▼

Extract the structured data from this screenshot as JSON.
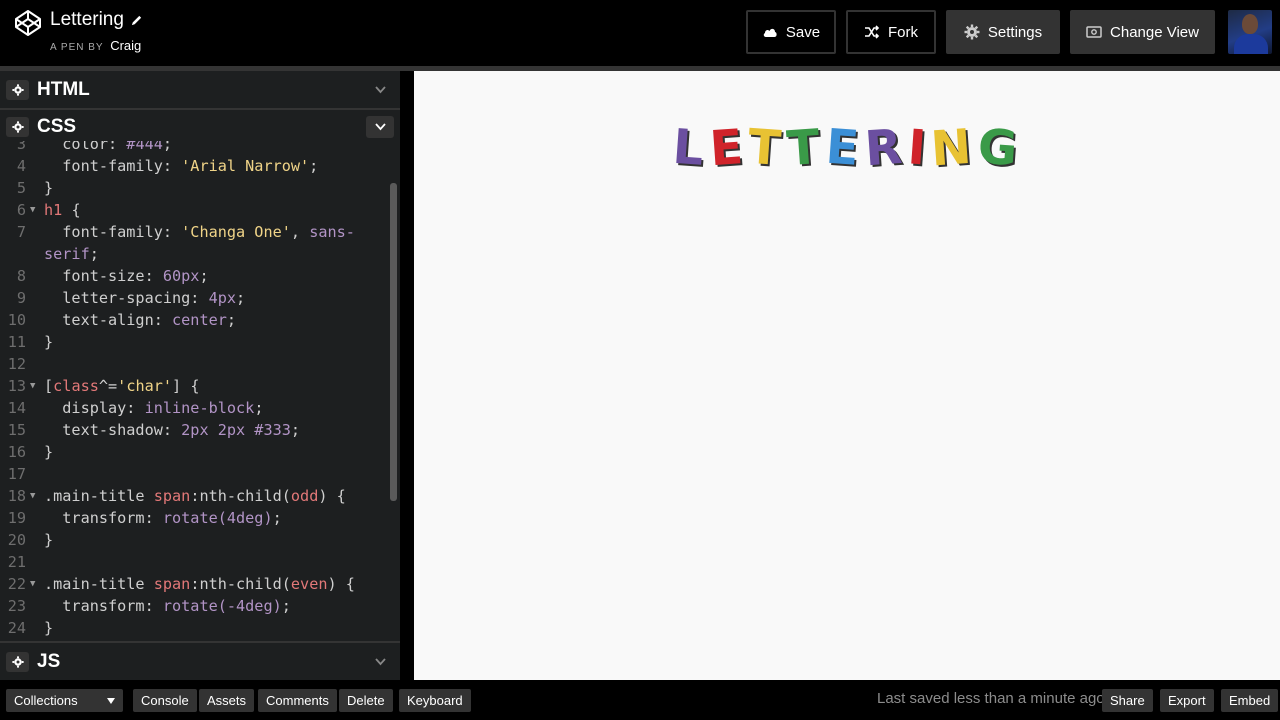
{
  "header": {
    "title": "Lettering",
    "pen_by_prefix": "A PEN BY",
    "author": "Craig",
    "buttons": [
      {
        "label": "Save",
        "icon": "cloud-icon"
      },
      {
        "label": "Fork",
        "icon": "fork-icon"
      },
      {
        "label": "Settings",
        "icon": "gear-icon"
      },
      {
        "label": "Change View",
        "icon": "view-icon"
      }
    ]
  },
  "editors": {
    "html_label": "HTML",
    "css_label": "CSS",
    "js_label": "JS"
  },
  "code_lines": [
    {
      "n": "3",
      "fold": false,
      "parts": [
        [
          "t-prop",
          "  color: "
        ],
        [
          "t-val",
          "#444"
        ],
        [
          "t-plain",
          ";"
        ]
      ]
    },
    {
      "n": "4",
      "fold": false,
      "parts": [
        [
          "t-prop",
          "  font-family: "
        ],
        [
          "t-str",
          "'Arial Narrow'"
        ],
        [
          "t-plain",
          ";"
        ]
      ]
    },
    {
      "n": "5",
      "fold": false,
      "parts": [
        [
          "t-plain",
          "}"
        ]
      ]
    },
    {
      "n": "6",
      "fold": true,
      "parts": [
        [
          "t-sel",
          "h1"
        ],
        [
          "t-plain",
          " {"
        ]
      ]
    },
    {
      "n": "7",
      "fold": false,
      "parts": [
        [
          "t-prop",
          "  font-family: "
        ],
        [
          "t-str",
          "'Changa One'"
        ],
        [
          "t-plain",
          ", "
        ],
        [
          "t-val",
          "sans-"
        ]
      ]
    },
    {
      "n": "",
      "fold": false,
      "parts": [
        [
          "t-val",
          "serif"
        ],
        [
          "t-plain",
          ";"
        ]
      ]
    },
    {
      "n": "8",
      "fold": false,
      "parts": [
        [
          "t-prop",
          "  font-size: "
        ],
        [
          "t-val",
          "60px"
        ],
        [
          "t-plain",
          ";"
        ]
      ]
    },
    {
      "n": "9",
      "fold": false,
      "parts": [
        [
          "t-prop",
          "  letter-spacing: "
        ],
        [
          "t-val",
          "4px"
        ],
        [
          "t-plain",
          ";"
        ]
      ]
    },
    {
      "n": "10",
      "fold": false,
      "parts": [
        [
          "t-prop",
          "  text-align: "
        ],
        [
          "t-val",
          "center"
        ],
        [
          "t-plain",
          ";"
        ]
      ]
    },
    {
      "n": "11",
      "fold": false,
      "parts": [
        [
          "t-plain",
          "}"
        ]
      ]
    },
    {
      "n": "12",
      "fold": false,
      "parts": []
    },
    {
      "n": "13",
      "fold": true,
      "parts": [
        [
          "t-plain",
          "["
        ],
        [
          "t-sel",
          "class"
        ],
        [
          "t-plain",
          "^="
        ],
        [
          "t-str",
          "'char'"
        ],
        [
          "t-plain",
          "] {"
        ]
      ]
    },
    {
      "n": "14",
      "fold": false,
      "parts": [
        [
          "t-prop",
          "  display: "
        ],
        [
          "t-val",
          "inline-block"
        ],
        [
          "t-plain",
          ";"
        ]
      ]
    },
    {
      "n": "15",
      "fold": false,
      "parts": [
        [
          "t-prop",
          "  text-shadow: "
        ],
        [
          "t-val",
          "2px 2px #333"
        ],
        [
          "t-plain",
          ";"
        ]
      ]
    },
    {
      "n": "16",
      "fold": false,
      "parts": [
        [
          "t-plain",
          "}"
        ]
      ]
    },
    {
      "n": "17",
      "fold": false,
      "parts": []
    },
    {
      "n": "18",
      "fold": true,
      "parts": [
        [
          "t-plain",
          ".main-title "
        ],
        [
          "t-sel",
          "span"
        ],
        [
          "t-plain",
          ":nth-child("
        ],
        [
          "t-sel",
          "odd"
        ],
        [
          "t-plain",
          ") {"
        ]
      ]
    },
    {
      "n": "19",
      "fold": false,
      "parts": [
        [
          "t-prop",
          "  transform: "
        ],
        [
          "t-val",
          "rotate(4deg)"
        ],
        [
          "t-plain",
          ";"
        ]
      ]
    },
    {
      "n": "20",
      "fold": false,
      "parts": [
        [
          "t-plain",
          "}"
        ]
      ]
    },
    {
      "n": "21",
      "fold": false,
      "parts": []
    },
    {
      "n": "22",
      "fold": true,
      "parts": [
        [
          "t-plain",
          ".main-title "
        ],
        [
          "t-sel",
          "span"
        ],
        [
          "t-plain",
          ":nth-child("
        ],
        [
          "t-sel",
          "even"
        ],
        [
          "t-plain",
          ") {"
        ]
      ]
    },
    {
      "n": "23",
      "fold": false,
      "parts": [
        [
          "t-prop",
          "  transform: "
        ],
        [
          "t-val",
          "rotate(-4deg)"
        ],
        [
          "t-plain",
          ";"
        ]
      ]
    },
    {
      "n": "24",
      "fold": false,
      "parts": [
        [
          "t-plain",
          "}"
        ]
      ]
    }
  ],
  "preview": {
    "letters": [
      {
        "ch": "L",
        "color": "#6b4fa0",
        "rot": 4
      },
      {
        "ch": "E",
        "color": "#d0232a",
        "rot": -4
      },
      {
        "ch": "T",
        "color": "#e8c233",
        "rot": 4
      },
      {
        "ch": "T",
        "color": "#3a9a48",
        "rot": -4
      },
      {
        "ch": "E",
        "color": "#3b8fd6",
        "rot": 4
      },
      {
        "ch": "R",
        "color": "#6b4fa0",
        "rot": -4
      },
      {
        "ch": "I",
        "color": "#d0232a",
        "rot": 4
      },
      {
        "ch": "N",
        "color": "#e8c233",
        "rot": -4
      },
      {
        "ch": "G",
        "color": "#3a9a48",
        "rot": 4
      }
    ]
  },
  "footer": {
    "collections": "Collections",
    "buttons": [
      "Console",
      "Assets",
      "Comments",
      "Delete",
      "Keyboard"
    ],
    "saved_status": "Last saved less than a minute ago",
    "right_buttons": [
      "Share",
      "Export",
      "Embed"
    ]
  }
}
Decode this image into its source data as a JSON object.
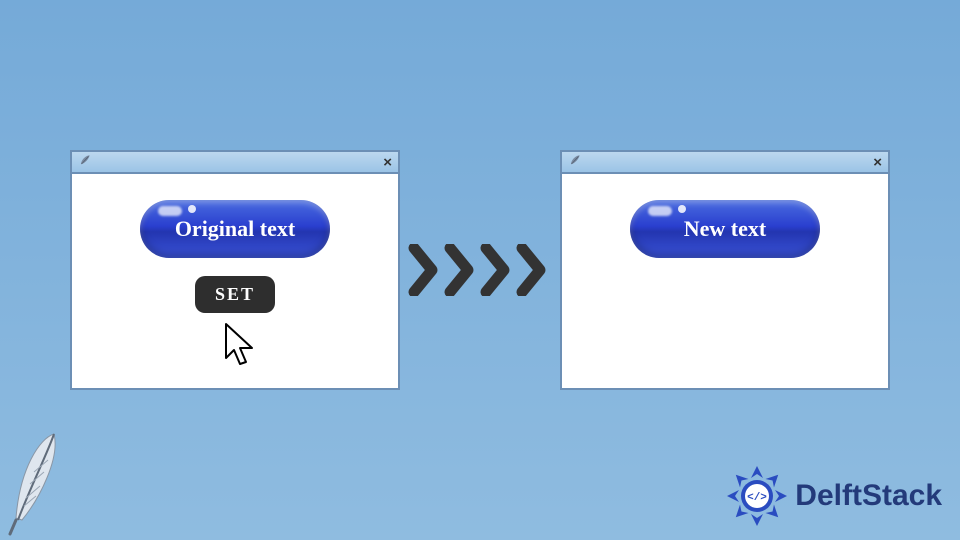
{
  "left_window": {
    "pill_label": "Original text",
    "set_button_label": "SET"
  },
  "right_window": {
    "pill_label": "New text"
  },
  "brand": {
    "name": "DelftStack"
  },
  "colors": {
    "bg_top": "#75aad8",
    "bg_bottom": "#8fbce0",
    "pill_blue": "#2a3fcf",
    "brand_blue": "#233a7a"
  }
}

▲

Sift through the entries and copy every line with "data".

**Task response:**
Extract the structured data from this screenshot as JSON.
Decode this image into its source data as a JSON object.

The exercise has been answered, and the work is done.